**Aim of the exercise**
Check every line of the material for the word "passport". Copy those that have it.

**Exercise inputs**
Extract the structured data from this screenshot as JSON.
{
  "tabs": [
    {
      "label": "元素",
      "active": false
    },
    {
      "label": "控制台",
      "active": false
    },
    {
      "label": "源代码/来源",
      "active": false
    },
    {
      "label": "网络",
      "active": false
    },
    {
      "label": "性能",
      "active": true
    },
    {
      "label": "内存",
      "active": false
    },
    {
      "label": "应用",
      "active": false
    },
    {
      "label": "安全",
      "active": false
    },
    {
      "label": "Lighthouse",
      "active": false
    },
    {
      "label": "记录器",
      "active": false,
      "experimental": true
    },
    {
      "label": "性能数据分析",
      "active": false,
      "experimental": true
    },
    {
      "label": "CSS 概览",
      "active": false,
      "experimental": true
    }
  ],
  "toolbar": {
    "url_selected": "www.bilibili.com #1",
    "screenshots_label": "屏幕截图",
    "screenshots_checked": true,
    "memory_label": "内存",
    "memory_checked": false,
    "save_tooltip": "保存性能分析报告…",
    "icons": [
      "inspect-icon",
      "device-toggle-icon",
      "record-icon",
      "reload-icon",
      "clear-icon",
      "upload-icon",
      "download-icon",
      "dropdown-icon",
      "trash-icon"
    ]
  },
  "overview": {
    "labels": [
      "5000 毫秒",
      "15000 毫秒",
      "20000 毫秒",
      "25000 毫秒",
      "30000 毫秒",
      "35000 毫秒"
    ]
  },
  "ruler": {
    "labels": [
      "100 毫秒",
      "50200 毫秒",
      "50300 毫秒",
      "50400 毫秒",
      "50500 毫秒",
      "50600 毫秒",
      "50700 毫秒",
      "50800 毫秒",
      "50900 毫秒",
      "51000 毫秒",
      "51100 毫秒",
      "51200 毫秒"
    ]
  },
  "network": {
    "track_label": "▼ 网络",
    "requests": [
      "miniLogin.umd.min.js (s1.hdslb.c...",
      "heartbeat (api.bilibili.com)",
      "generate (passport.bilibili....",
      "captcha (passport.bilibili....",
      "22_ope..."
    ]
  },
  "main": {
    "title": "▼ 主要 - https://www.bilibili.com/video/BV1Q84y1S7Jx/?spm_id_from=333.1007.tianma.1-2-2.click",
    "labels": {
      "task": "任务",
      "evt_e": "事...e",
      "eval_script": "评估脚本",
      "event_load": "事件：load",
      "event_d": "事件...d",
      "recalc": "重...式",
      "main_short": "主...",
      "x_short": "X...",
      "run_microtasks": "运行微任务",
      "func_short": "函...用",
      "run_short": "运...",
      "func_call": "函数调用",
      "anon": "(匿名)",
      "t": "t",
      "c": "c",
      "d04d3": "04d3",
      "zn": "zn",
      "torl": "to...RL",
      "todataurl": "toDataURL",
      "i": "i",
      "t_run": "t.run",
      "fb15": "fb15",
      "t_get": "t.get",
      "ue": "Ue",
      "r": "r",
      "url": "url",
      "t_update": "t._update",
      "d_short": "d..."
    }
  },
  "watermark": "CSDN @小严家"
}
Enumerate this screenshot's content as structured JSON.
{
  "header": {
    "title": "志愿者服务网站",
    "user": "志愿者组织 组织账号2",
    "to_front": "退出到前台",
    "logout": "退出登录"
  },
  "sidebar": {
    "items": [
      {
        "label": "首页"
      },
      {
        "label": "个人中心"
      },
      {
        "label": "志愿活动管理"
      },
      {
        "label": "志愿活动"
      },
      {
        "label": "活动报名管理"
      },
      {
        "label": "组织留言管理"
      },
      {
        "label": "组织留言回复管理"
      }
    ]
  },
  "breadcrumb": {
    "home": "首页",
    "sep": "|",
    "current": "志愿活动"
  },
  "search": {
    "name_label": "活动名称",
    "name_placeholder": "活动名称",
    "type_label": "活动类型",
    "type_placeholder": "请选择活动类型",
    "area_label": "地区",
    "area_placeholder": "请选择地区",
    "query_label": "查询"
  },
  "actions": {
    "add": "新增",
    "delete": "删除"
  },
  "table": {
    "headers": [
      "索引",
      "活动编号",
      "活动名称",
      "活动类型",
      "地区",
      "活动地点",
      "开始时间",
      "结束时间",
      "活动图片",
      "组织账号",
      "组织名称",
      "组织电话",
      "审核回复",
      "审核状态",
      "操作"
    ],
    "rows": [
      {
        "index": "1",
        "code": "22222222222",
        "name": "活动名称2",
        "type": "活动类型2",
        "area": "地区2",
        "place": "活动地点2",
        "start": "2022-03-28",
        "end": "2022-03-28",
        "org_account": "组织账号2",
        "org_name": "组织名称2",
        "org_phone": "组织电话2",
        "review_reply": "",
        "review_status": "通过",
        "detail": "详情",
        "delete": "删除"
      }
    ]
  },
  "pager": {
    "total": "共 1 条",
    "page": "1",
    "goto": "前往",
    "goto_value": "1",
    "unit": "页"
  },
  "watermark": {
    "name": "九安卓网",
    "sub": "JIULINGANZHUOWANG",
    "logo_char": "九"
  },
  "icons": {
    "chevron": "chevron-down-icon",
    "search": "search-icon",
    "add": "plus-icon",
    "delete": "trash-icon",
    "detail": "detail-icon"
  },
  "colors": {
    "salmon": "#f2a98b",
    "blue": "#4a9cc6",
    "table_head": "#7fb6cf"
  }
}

**Finished task**
      "generate (passport.bilibili....",
      "captcha (passport.bilibili....",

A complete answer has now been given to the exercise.